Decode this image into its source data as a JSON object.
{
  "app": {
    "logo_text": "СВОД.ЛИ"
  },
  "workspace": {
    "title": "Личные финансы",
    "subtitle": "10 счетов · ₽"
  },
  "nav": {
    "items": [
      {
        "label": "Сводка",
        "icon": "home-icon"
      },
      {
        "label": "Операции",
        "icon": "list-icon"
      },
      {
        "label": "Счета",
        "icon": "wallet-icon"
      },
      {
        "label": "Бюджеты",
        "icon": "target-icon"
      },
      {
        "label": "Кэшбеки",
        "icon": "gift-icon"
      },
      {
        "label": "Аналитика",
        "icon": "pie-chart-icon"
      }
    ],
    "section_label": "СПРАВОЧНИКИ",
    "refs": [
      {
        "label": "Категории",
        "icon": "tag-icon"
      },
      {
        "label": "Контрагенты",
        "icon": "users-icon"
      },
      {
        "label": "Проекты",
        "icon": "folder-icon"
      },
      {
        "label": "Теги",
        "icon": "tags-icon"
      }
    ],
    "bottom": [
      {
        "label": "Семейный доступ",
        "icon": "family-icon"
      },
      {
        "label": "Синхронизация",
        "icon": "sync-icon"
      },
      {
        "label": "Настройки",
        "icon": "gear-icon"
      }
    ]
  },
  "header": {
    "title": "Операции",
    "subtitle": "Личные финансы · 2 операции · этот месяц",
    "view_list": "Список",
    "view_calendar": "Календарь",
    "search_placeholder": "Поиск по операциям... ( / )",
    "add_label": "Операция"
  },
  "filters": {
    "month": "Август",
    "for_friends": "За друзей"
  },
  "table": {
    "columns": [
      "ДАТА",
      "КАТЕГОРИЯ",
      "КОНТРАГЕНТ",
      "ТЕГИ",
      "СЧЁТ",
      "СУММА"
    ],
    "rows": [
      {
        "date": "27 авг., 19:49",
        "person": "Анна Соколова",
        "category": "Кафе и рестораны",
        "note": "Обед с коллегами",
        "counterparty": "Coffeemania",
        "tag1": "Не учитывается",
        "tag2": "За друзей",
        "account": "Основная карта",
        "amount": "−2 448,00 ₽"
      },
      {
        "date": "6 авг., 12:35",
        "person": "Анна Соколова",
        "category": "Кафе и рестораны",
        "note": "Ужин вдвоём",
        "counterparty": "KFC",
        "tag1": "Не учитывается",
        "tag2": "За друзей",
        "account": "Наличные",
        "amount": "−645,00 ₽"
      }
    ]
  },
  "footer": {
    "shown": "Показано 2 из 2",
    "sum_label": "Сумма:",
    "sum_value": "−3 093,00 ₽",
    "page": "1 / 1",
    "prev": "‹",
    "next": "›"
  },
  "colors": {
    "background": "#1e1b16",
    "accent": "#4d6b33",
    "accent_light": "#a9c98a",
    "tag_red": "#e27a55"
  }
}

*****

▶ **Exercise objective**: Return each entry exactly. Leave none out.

▶ **Response to the exercise**:
Decode this image into its source data as a JSON object.
{
  "app": {
    "logo_text": "СВОД.ЛИ"
  },
  "workspace": {
    "title": "Личные финансы",
    "subtitle": "10 счетов · ₽"
  },
  "nav": {
    "items": [
      {
        "label": "Сводка",
        "icon": "home-icon"
      },
      {
        "label": "Операции",
        "icon": "list-icon"
      },
      {
        "label": "Счета",
        "icon": "wallet-icon"
      },
      {
        "label": "Бюджеты",
        "icon": "target-icon"
      },
      {
        "label": "Кэшбеки",
        "icon": "gift-icon"
      },
      {
        "label": "Аналитика",
        "icon": "pie-chart-icon"
      }
    ],
    "section_label": "СПРАВОЧНИКИ",
    "refs": [
      {
        "label": "Категории",
        "icon": "tag-icon"
      },
      {
        "label": "Контрагенты",
        "icon": "users-icon"
      },
      {
        "label": "Проекты",
        "icon": "folder-icon"
      },
      {
        "label": "Теги",
        "icon": "tags-icon"
      }
    ],
    "bottom": [
      {
        "label": "Семейный доступ",
        "icon": "family-icon"
      },
      {
        "label": "Синхронизация",
        "icon": "sync-icon"
      },
      {
        "label": "Настройки",
        "icon": "gear-icon"
      }
    ]
  },
  "header": {
    "title": "Операции",
    "subtitle": "Личные финансы · 2 операции · этот месяц",
    "view_list": "Список",
    "view_calendar": "Календарь",
    "search_placeholder": "Поиск по операциям... ( / )",
    "add_label": "Операция"
  },
  "filters": {
    "month": "Август",
    "for_friends": "За друзей"
  },
  "table": {
    "columns": [
      "ДАТА",
      "КАТЕГОРИЯ",
      "КОНТРАГЕНТ",
      "ТЕГИ",
      "СЧЁТ",
      "СУММА"
    ],
    "rows": [
      {
        "date": "27 авг., 19:49",
        "person": "Анна Соколова",
        "category": "Кафе и рестораны",
        "note": "Обед с коллегами",
        "counterparty": "Coffeemania",
        "tag1": "Не учитывается",
        "tag2": "За друзей",
        "account": "Основная карта",
        "amount": "−2 448,00 ₽"
      },
      {
        "date": "6 авг., 12:35",
        "person": "Анна Соколова",
        "category": "Кафе и рестораны",
        "note": "Ужин вдвоём",
        "counterparty": "KFC",
        "tag1": "Не учитывается",
        "tag2": "За друзей",
        "account": "Наличные",
        "amount": "−645,00 ₽"
      }
    ]
  },
  "footer": {
    "shown": "Показано 2 из 2",
    "sum_label": "Сумма:",
    "sum_value": "−3 093,00 ₽",
    "page": "1 / 1",
    "prev": "‹",
    "next": "›"
  },
  "colors": {
    "background": "#1e1b16",
    "accent": "#4d6b33",
    "accent_light": "#a9c98a",
    "tag_red": "#e27a55"
  }
}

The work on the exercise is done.